EGU General Assembly 2021
© Author(s) 2021. This work is distributed under
the Creative Commons Attribution 4.0 License.

The effect of growing-season productivity on autumn phenology in temperate trees

Constantin Zohner
Constantin Zohner
  • ETH Zurich, Integrative Biology, Zurich, Switzerland (

Phenological shifts in plants greatly affect biotic interactions and lead to multiple feedbacks to the climate system. Increases in growing-season length under warmer climates are expected to drive changes in water, nutrient, and energy fluxes as well as enhancing ecosystem carbon uptake. Yet, future trajectories of growing-season lengths remain highly uncertain because the intrinsic and extrinsic factors triggering autumn leaf senescence, including lagged effects of spring and summer productivity, are poorly understood. Here, we use 434,226 spring leaf-out and autumn leaf senescence observations of temperate trees from Central Europe between 1948 and 2015 to test the effect of seasonal photosynthetic activity on leaf senescence, thereby exploring the extent to which growing-season lengths are internally regulated by constraints on productivity. We found that spring and summer productivity was a critical driver of autumn phenology, with earlier leaf senescence in years with high seasonal photosynthetic activity.
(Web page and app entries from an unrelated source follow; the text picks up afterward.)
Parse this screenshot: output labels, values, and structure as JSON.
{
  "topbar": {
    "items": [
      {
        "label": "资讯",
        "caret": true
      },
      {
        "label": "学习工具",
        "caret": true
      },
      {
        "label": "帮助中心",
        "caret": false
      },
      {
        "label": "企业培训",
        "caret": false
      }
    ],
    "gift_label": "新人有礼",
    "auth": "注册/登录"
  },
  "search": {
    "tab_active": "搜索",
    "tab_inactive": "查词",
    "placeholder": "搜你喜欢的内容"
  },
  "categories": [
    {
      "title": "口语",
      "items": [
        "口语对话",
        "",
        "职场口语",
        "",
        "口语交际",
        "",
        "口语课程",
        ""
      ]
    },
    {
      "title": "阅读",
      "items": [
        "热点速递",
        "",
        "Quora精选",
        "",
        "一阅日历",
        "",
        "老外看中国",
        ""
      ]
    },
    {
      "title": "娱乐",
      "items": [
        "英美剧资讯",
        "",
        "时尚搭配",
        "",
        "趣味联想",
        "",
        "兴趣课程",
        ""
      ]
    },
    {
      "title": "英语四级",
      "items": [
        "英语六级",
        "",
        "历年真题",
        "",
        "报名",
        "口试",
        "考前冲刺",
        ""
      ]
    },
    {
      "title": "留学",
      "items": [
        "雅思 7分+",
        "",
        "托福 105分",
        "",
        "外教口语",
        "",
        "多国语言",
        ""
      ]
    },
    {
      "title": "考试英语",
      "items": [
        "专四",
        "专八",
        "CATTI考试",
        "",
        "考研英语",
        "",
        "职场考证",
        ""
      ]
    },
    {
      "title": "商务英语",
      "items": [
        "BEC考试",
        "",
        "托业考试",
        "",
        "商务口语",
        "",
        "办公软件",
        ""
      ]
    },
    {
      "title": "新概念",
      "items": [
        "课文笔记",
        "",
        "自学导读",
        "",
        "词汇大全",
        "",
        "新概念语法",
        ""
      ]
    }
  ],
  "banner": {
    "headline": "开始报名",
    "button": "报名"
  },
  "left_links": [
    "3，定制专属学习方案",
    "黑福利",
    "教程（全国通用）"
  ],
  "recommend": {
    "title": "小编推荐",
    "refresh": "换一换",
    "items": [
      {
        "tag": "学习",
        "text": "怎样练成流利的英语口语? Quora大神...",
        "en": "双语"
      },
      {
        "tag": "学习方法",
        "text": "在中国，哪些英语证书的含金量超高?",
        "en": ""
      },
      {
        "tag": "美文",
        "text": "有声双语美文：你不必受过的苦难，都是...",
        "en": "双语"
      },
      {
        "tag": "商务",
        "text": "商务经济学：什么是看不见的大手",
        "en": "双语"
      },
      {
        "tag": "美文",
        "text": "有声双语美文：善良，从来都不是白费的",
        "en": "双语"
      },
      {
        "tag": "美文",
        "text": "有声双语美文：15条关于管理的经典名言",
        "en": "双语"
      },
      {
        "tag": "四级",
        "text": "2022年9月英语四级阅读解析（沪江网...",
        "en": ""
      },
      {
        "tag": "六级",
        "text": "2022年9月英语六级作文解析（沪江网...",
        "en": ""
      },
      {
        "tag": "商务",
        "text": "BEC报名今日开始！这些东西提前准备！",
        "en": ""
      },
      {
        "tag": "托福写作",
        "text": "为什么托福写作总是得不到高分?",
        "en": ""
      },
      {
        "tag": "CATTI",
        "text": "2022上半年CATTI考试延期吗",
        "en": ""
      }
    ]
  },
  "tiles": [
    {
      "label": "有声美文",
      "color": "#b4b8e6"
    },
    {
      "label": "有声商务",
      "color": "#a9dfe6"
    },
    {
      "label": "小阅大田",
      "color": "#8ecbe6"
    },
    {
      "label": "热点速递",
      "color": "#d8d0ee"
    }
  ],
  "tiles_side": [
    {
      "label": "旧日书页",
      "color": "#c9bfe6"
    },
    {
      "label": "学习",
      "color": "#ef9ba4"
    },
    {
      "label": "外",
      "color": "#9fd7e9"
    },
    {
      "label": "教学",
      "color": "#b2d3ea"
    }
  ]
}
Our new process-based model, incorporating information on growing-season photosynthesis, increased the accuracy of existing autumn phenology models by 22–61%. Furthermore, the physiological constraint of growing-season photosynthesis reversed the predictions of autumn phenology over the rest of the century. While current phenology models predict that leaf senescence will occur 7–19 days later by the end of the 21st century, we estimate that leaf senescence will, in fact, advance by 3–6 days. Our results reveal important constraints on future growing-season lengths and the carbon uptake potential of temperate trees and enhance our capacity to forecast long-term changes in ecosystem functioning, which is critical to improve our understanding of Earth System dynamics in response to climate change.

How to cite: Zohner, C.: The effect of growing-season productivity on autumn phenology in temperate trees, EGU General Assembly 2021, online, 19–30 Apr 2021, EGU21-9937,, 2021.